People who report symptoms through Dr. Chatbot go into isolation while awaiting their test results. If they test negative, they are released from isolation, and it is assumed that their symptoms are the result of something other than coronavirus. If they test positive, the isolation period lasts 10 days from symptom onset, usually the day or two before they reported symptoms on Dr. Chatbot. Even if someone in quarantine still has symptoms after 10 days, they are considered no longer contagious by that point as long as their symptoms are improving.
Quarantine for exposure lasts 14 days from the date of last exposure to a confirmed positive. This is cut short if the person tests negative, or officially reconsidered and treated as isolation if they test positive.
The length of quarantine for travel has changed throughout the academic year, from 14 days back in August to 10 days starting at the end of December. The state recently added an exemption that allows travelers to quarantine for only three days, then get tested and leave quarantine if the result is negative.

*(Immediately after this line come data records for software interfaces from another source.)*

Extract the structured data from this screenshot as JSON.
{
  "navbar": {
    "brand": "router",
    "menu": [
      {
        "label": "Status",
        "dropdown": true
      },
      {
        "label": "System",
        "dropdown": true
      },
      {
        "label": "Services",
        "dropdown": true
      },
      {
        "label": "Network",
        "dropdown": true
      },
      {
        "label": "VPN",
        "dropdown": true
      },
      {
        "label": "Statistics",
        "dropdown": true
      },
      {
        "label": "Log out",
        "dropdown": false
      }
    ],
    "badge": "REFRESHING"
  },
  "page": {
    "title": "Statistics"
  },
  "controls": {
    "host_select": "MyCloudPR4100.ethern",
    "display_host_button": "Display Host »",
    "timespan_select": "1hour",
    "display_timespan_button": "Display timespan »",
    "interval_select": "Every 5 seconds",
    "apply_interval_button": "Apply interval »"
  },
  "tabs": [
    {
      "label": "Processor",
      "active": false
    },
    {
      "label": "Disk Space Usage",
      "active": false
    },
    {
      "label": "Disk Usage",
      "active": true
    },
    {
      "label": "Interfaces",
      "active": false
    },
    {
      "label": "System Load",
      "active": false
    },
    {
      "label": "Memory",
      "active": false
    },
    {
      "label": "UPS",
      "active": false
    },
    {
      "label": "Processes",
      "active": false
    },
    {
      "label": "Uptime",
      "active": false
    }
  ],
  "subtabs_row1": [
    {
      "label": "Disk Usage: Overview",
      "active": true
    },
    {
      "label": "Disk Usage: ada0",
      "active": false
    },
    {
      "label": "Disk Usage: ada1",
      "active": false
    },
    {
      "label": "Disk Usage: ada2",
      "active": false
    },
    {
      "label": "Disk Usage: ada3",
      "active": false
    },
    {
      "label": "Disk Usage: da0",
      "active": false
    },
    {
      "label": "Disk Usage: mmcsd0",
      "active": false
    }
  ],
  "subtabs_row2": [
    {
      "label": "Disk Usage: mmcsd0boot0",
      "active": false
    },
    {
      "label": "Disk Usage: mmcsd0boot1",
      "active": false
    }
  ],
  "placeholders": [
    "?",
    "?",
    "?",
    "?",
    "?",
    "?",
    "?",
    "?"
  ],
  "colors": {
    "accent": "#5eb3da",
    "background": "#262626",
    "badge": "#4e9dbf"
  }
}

Emergency Preparedness Manager Dave Bujak helped oversee the logistics of quarantine and isolation. According to Bujak, large amounts of staff are involved in the quarantine process, especially for Whipple Park.

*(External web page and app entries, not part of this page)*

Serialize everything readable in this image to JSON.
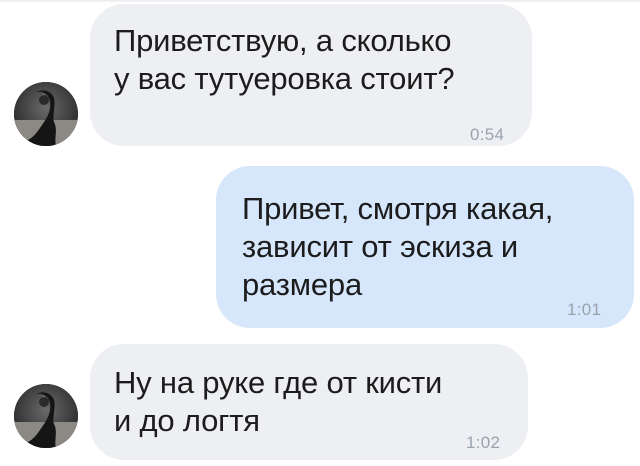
{
  "messages": [
    {
      "direction": "incoming",
      "text": "Приветствую, а сколько\nу вас тутуеровка стоит?",
      "time": "0:54"
    },
    {
      "direction": "outgoing",
      "text": "Привет, смотря какая,\nзависит от эскиза и\nразмера",
      "time": "1:01"
    },
    {
      "direction": "incoming",
      "text": "Ну на руке где от кисти\nи до логтя",
      "time": "1:02"
    }
  ],
  "colors": {
    "incoming_bubble": "#eeeff2",
    "outgoing_bubble": "#d7e7fb",
    "text": "#1c1c1c",
    "timestamp": "#9aa3ad"
  }
}
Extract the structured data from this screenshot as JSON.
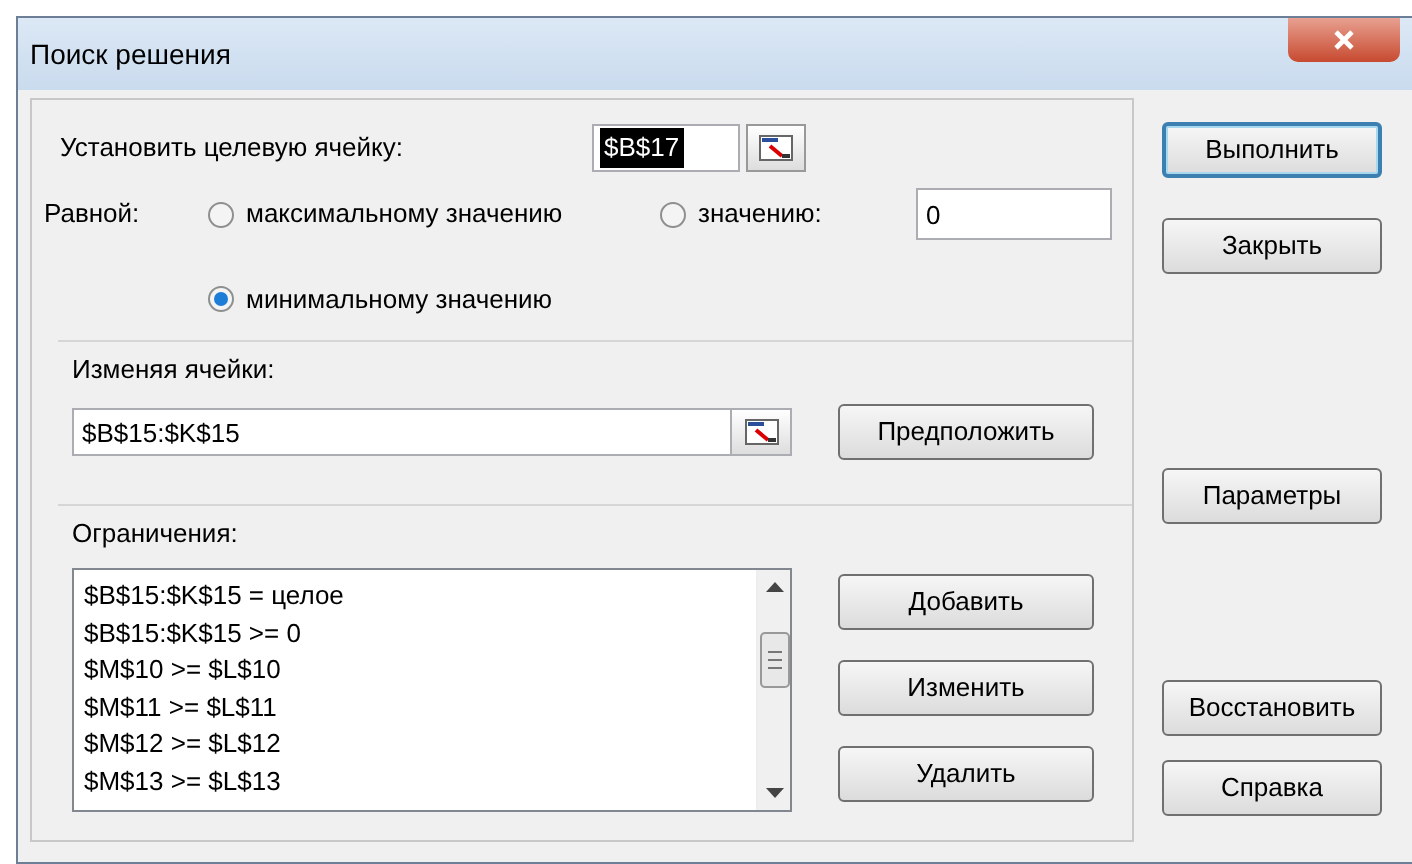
{
  "window": {
    "title": "Поиск решения"
  },
  "target": {
    "label": "Установить целевую ячейку:",
    "value": "$B$17",
    "selected": true
  },
  "equal": {
    "label": "Равной:",
    "options": [
      {
        "label": "максимальному значению",
        "selected": false
      },
      {
        "label": "значению:",
        "selected": false
      },
      {
        "label": "минимальному значению",
        "selected": true
      }
    ],
    "value": "0"
  },
  "changing": {
    "label": "Изменяя ячейки:",
    "value": "$B$15:$K$15",
    "button": "Предположить"
  },
  "constraints": {
    "label": "Ограничения:",
    "items": [
      "$B$15:$K$15 = целое",
      "$B$15:$K$15 >= 0",
      "$M$10 >= $L$10",
      "$M$11 >= $L$11",
      "$M$12 >= $L$12",
      "$M$13 >= $L$13"
    ],
    "buttons": [
      "Добавить",
      "Изменить",
      "Удалить"
    ]
  },
  "actions": [
    {
      "label": "Выполнить",
      "default": true
    },
    {
      "label": "Закрыть",
      "default": false
    }
  ],
  "options_button": {
    "label": "Параметры"
  },
  "actions_bottom": [
    {
      "label": "Восстановить",
      "default": false
    },
    {
      "label": "Справка",
      "default": false
    }
  ]
}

At Whipple Park, Dining Services caters and delivers meals for students, which are dropped off contactlessly three days a week. Students can pay for these meals using meal plans. There are six or seven entree options for each meal, with options for beverages, snacks, and other sides. They can also order meals through delivery apps like UberEats and Grubhub.
The University is also responsible for garbage collection, laundry services, and deep-cleaning rooms in Whipple Park once students complete their quarantine or isolation period.
University van drivers are responsible for bringing students to their new rooms. Campus support networks check in on students from a mental health perspective. And of course, UHS is tasked with checking in with students from a physical health perspective.
At the Strathallan, the University covers the hotel costs for quarantines during the semester. According to Vice Provost and Director of University Health Service Dr. Ralph Manchester, this amounts to $100 per night. That price includes food, which some students told the Campus Times was subpar, with small portion sizes and limited options for those with dietary restrictions. While students could order additional outside food to be delivered to their door, they were charged a $2 fee by the hotel for doing so.
Quarantines for travel, required for most students returning to campus this spring, are not entirely paid by the University. As Riverview is no longer a quarantining option, most students were put in hotels, and billed for three nights at $99 per night. This may be covered by Financial Aid according to need, with the University taking on 30%, 60%, or 95% of the costs. Students are also able to arrange quarantines independent of the University.
Student testimonials about quarantine conditions were mixed. Regardless of the location and amenities, the social isolation is often difficult. But some complained about other issues, including poor WiFi that caused academic difficulties, or unclear information about when their quarantine period ends.
“The conditions in quarantine and isolation space in Whipple Park will never be confused with being a Four Seasons,” Manchester said. “As one of the people on the Emergency Operations Committee described it, ‘it’s a lifeboat, not a cruise ship.’”
The messaging around the conditions of quarantine are a very important aspect of the success of the University’s health measures. If students think that the conditions in quarantine are great, they might be less likely to follow social distancing guidelines. If the perception is that the conditions in quarantine are unlivable, students will — in theory — more closely follow social distancing guidelines.
“We certainly wanted it to be comfortable enough to not be seen as punishment, because the people who were doing it were doing something very important to prevent the spread of the infection throughout the entire campus community,” Manchester said.
Guidelines and regulations from federal, state, and county governments changed throughout the fall semester and likely will continue to change up to and throughout the spring semester. Additionally, the University’s change to rapid testing might affect some aspects of quarantine.
Haven Worley contributed to the reporting for this article.